Exercise details: Within the listing below, locate all lines containing the word "JSON". Copy each one.

Data excerpts:
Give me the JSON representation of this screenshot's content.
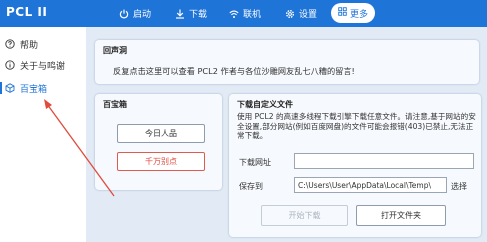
{
  "app": {
    "title": "PCL II"
  },
  "nav": [
    {
      "label": "启动",
      "icon": "power-icon"
    },
    {
      "label": "下载",
      "icon": "download-icon"
    },
    {
      "label": "联机",
      "icon": "wifi-icon"
    },
    {
      "label": "设置",
      "icon": "gear-icon"
    },
    {
      "label": "更多",
      "icon": "grid-icon",
      "active": true
    }
  ],
  "sidebar": {
    "items": [
      {
        "label": "帮助",
        "icon": "help-icon"
      },
      {
        "label": "关于与鸣谢",
        "icon": "info-icon"
      },
      {
        "label": "百宝箱",
        "icon": "cube-icon",
        "active": true
      }
    ]
  },
  "echo": {
    "title": "回声洞",
    "text": "反复点击这里可以查看 PCL2 作者与各位沙雕网友乱七八糟的留言!"
  },
  "toolbox": {
    "title": "百宝箱",
    "today_button": "今日人品",
    "danger_button": "千万别点"
  },
  "download": {
    "title": "下载自定义文件",
    "description": "使用 PCL2 的高速多线程下载引擎下载任意文件。请注意,基于网站的安全设置,部分网站(例如百度网盘)的文件可能会报错(403)已禁止,无法正常下载。",
    "url_label": "下载网址",
    "url_value": "",
    "save_label": "保存到",
    "save_value": "C:\\Users\\User\\AppData\\Local\\Temp\\",
    "choose_label": "选择",
    "start_button": "开始下载",
    "open_folder_button": "打开文件夹"
  },
  "colors": {
    "accent": "#1f74d8",
    "danger": "#e0483d",
    "arrow": "#e14b3b"
  }
}
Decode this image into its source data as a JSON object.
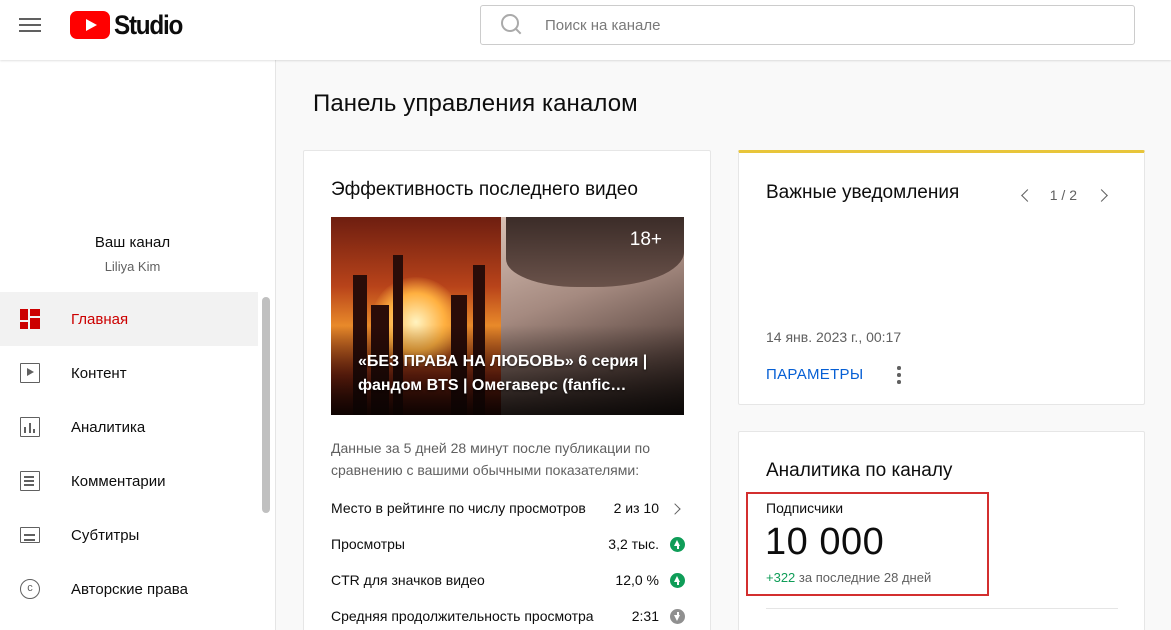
{
  "header": {
    "logo_text": "Studio",
    "search_placeholder": "Поиск на канале"
  },
  "sidebar": {
    "channel_title": "Ваш канал",
    "channel_name": "Liliya Kim",
    "items": [
      {
        "label": "Главная",
        "icon": "dashboard-icon",
        "active": true
      },
      {
        "label": "Контент",
        "icon": "content-icon"
      },
      {
        "label": "Аналитика",
        "icon": "analytics-icon"
      },
      {
        "label": "Комментарии",
        "icon": "comments-icon"
      },
      {
        "label": "Субтитры",
        "icon": "subtitles-icon"
      },
      {
        "label": "Авторские права",
        "icon": "copyright-icon"
      }
    ],
    "active_color": "#cc0000"
  },
  "main": {
    "page_title": "Панель управления каналом",
    "latest_video": {
      "heading": "Эффективность последнего видео",
      "age_badge": "18+",
      "video_title": "«БЕЗ ПРАВА НА ЛЮБОВЬ» 6 серия | фандом BTS | Омегаверс (fanfic…",
      "period_text": "Данные за 5 дней 28 минут после публикации по сравнению с вашими обычными показателями:",
      "stats": [
        {
          "label": "Место в рейтинге по числу просмотров",
          "value": "2 из 10",
          "indicator": "chevron-right-icon"
        },
        {
          "label": "Просмотры",
          "value": "3,2 тыс.",
          "indicator": "arrow-up-icon"
        },
        {
          "label": "CTR для значков видео",
          "value": "12,0 %",
          "indicator": "arrow-up-icon"
        },
        {
          "label": "Средняя продолжительность просмотра",
          "value": "2:31",
          "indicator": "arrow-down-icon"
        }
      ]
    },
    "notifications": {
      "heading": "Важные уведомления",
      "pager": "1 / 2",
      "date": "14 янв. 2023 г., 00:17",
      "action_label": "ПАРАМЕТРЫ",
      "accent_color": "#e8c53a"
    },
    "analytics": {
      "heading": "Аналитика по каналу",
      "subscribers_label": "Подписчики",
      "subscribers_value": "10 000",
      "subscribers_delta": "+322",
      "subscribers_period": "за последние 28 дней",
      "highlight_color": "#d32f2f"
    }
  }
}
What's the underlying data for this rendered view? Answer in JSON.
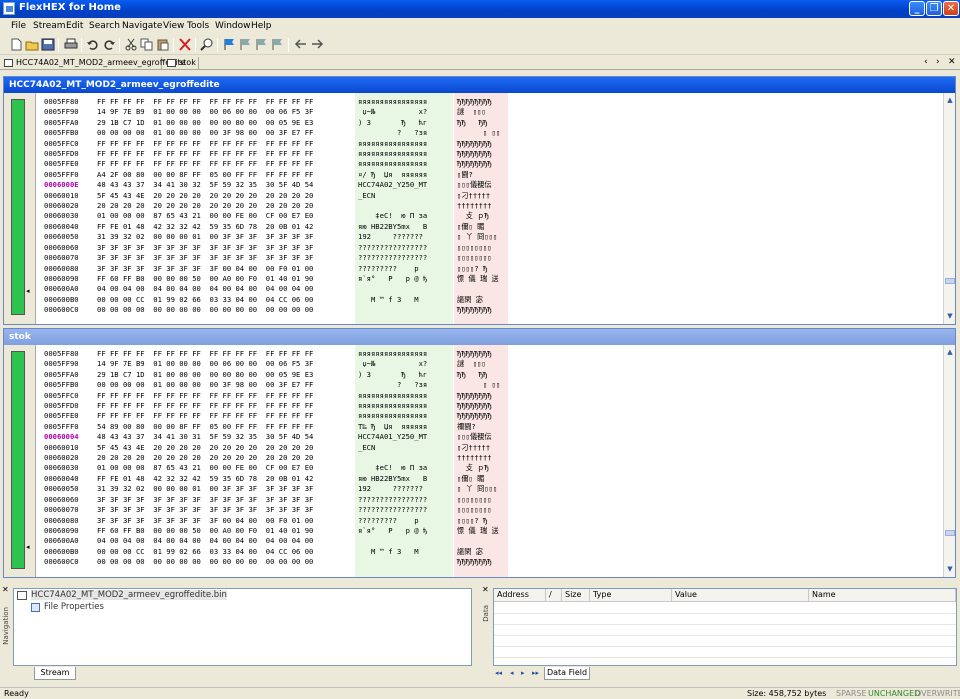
{
  "window": {
    "title": "FlexHEX for Home",
    "min": "_",
    "max": "❐",
    "close": "✕"
  },
  "menu": [
    "File",
    "Stream",
    "Edit",
    "Search",
    "Navigate",
    "View",
    "Tools",
    "Window",
    "Help"
  ],
  "toolbar_icons": [
    "new-icon",
    "open-icon",
    "save-icon",
    "print-icon",
    "undo-icon",
    "redo-icon",
    "cut-icon",
    "copy-icon",
    "paste-icon",
    "delete-icon",
    "find-icon",
    "bookmark-icon",
    "bookmark-prev-icon",
    "bookmark-next-icon",
    "bookmark-clear-icon",
    "back-icon",
    "forward-icon"
  ],
  "doc_tabs": [
    {
      "label": "HCC74A02_MT_MOD2_armeev_egroffedite"
    },
    {
      "label": "stok"
    }
  ],
  "doc_tab_controls": {
    "prev": "‹",
    "next": "›",
    "close": "✕"
  },
  "pane1": {
    "title": "HCC74A02_MT_MOD2_armeev_egroffedite",
    "offsets": [
      "0005FF80",
      "0005FF90",
      "0005FFA0",
      "0005FFB0",
      "0005FFC0",
      "0005FFD0",
      "0005FFE0",
      "0005FFF0",
      "0006000E",
      "00060010",
      "00060020",
      "00060030",
      "00060040",
      "00060050",
      "00060060",
      "00060070",
      "00060080",
      "00060090",
      "000600A0",
      "000600B0",
      "000600C0"
    ],
    "hex": [
      "FF FF FF FF  FF FF FF FF  FF FF FF FF  FF FF FF FF",
      "14 9F 7E B9  01 00 00 00  00 06 00 00  00 06 F5 3F",
      "29 1B C7 1D  01 00 00 00  00 00 80 00  00 05 9E E3",
      "00 00 00 00  01 00 00 00  00 3F 98 00  00 3F E7 FF",
      "FF FF FF FF  FF FF FF FF  FF FF FF FF  FF FF FF FF",
      "FF FF FF FF  FF FF FF FF  FF FF FF FF  FF FF FF FF",
      "FF FF FF FF  FF FF FF FF  FF FF FF FF  FF FF FF FF",
      "A4 2F 00 80  00 00 8F FF  05 00 FF FF  FF FF FF FF",
      "48 43 43 37  34 41 30 32  5F 59 32 35  30 5F 4D 54",
      "5F 45 43 4E  20 20 20 20  20 20 20 20  20 20 20 20",
      "20 20 20 20  20 20 20 20  20 20 20 20  20 20 20 20",
      "01 00 00 00  87 65 43 21  00 00 FE 00  CF 00 E7 E0",
      "FF FE 01 48  42 32 32 42  59 35 6D 78  20 0B 01 42",
      "31 39 32 02  00 00 00 01  00 3F 3F 3F  3F 3F 3F 3F",
      "3F 3F 3F 3F  3F 3F 3F 3F  3F 3F 3F 3F  3F 3F 3F 3F",
      "3F 3F 3F 3F  3F 3F 3F 3F  3F 3F 3F 3F  3F 3F 3F 3F",
      "3F 3F 3F 3F  3F 3F 3F 3F  3F 00 04 00  00 F0 01 00",
      "FF 60 FF B0  00 00 00 50  00 A0 00 F0  01 40 01 90",
      "04 00 04 00  04 00 04 00  04 00 04 00  04 00 04 00",
      "00 00 00 CC  01 99 02 66  03 33 04 00  04 CC 06 00",
      "00 00 00 00  00 00 00 00  00 00 00 00  00 00 00 00"
    ],
    "ascii": [
      "яяяяяяяяяяяяяяяя",
      " џ~№          х?",
      ") З       Ђ   ћг",
      "         ?   ?зя",
      "яяяяяяяяяяяяяяяя",
      "яяяяяяяяяяяяяяяя",
      "яяяяяяяяяяяяяяяя",
      "¤/ Ђ  Џя  яяяяяя",
      "HCC74A02_Y250_MT",
      "_ECN            ",
      "                ",
      "    ‡eC!  ю П зa",
      "яю HB22BY5mx   B",
      "192     ???????",
      "????????????????",
      "????????????????",
      "?????????    р  ",
      "я`я°   P   р @ ђ",
      "                ",
      "   M ™ f 3   M  ",
      "                "
    ],
    "ebcdic": [
      "ЂЂЂЂЂЂЂЂ",
      "謎  ▯▯▯",
      "ЂЂ   ЂЂ",
      "      ▯ ▯▯",
      "ЂЂЂЂЂЂЂЂ",
      "ЂЂЂЂЂЂЂЂ",
      "ЂЂЂЂЂЂЂЂ",
      "▯闘?",
      "▯▯▯儀覩伝",
      "▯刁†††††",
      "††††††††",
      "  攴 ｐЂ",
      "▯儞▯ 睸",
      "▯ 丫 冏▯▯▯",
      "▯▯▯▯▯▯▯▯",
      "▯▯▯▯▯▯▯▯",
      "▯▯▯▯? Ђ",
      "憬 儀 瑞 送",
      "         ",
      "謳閑 宓",
      "ЂЂЂЂЂЂЂЂ"
    ]
  },
  "pane2": {
    "title": "stok",
    "offsets": [
      "0005FF80",
      "0005FF90",
      "0005FFA0",
      "0005FFB0",
      "0005FFC0",
      "0005FFD0",
      "0005FFE0",
      "0005FFF0",
      "00060004",
      "00060010",
      "00060020",
      "00060030",
      "00060040",
      "00060050",
      "00060060",
      "00060070",
      "00060080",
      "00060090",
      "000600A0",
      "000600B0",
      "000600C0"
    ],
    "hex": [
      "FF FF FF FF  FF FF FF FF  FF FF FF FF  FF FF FF FF",
      "14 9F 7E B9  01 00 00 00  00 06 00 00  00 06 F5 3F",
      "29 1B C7 1D  01 00 00 00  00 00 80 00  00 05 9E E3",
      "00 00 00 00  01 00 00 00  00 3F 98 00  00 3F E7 FF",
      "FF FF FF FF  FF FF FF FF  FF FF FF FF  FF FF FF FF",
      "FF FF FF FF  FF FF FF FF  FF FF FF FF  FF FF FF FF",
      "FF FF FF FF  FF FF FF FF  FF FF FF FF  FF FF FF FF",
      "54 89 00 80  00 00 8F FF  05 00 FF FF  FF FF FF FF",
      "48 43 43 37  34 41 30 31  5F 59 32 35  30 5F 4D 54",
      "5F 45 43 4E  20 20 20 20  20 20 20 20  20 20 20 20",
      "20 20 20 20  20 20 20 20  20 20 20 20  20 20 20 20",
      "01 00 00 00  87 65 43 21  00 00 FE 00  CF 00 E7 E0",
      "FF FE 01 48  42 32 32 42  59 35 6D 78  20 0B 01 42",
      "31 39 32 02  00 00 00 01  00 3F 3F 3F  3F 3F 3F 3F",
      "3F 3F 3F 3F  3F 3F 3F 3F  3F 3F 3F 3F  3F 3F 3F 3F",
      "3F 3F 3F 3F  3F 3F 3F 3F  3F 3F 3F 3F  3F 3F 3F 3F",
      "3F 3F 3F 3F  3F 3F 3F 3F  3F 00 04 00  00 F0 01 00",
      "FF 60 FF B0  00 00 00 50  00 A0 00 F0  01 40 01 90",
      "04 00 04 00  04 00 04 00  04 00 04 00  04 00 04 00",
      "00 00 00 CC  01 99 02 66  03 33 04 00  04 CC 06 00",
      "00 00 00 00  00 00 00 00  00 00 00 00  00 00 00 00"
    ],
    "ascii": [
      "яяяяяяяяяяяяяяяя",
      " џ~№          х?",
      ") З       Ђ   ћг",
      "         ?   ?зя",
      "яяяяяяяяяяяяяяяя",
      "яяяяяяяяяяяяяяяя",
      "яяяяяяяяяяяяяяяя",
      "T‰ Ђ  Џя  яяяяяя",
      "HCC74A01_Y250_MT",
      "_ECN            ",
      "                ",
      "    ‡eC!  ю П зa",
      "яю HB22BY5mx   B",
      "192     ???????",
      "????????????????",
      "????????????????",
      "?????????    р  ",
      "я`я°   P   р @ ђ",
      "                ",
      "   M ™ f 3   M  ",
      "                "
    ],
    "ebcdic": [
      "ЂЂЂЂЂЂЂЂ",
      "謎  ▯▯▯",
      "ЂЂ   ЂЂ",
      "      ▯ ▯▯",
      "ЂЂЂЂЂЂЂЂ",
      "ЂЂЂЂЂЂЂЂ",
      "ЂЂЂЂЂЂЂЂ",
      "禰闘?",
      "▯▯▯儀覩伝",
      "▯刁†††††",
      "††††††††",
      "  攴 ｐЂ",
      "▯儞▯ 睸",
      "▯ 丫 冏▯▯▯",
      "▯▯▯▯▯▯▯▯",
      "▯▯▯▯▯▯▯▯",
      "▯▯▯▯? Ђ",
      "憬 儀 瑞 送",
      "         ",
      "謳閑 宓",
      "ЂЂЂЂЂЂЂЂ"
    ]
  },
  "navigation": {
    "vertical_label": "Navigation",
    "close": "✕",
    "file": "HCC74A02_MT_MOD2_armeev_egroffedite.bin",
    "child": "File Properties",
    "tab": "Stream"
  },
  "datafield": {
    "vertical_label": "Data",
    "close": "✕",
    "columns": [
      "Address",
      "/",
      "Size",
      "Type",
      "Value",
      "Name"
    ],
    "tab": "Data Field",
    "nav": [
      "◂◂",
      "◂",
      "▸",
      "▸▸"
    ]
  },
  "status": {
    "left": "Ready",
    "size": "Size: 458,752 bytes",
    "sparse": "SPARSE",
    "unchanged": "UNCHANGED",
    "overwrite": "OVERWRITE"
  },
  "colors": {
    "title_active": "#0A47D0",
    "title_inactive": "#7F9FE0",
    "highlight_offset": "#B000B0",
    "ascii_bg": "#E8F6E4",
    "ebcdic_bg": "#FBE6E6",
    "unchanged": "#2E8B2E"
  }
}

Reply to the task:
Give me the JSON representation of this screenshot's content.
Decode this image into its source data as a JSON object.
What's the underlying data for this rendered view? Answer in JSON.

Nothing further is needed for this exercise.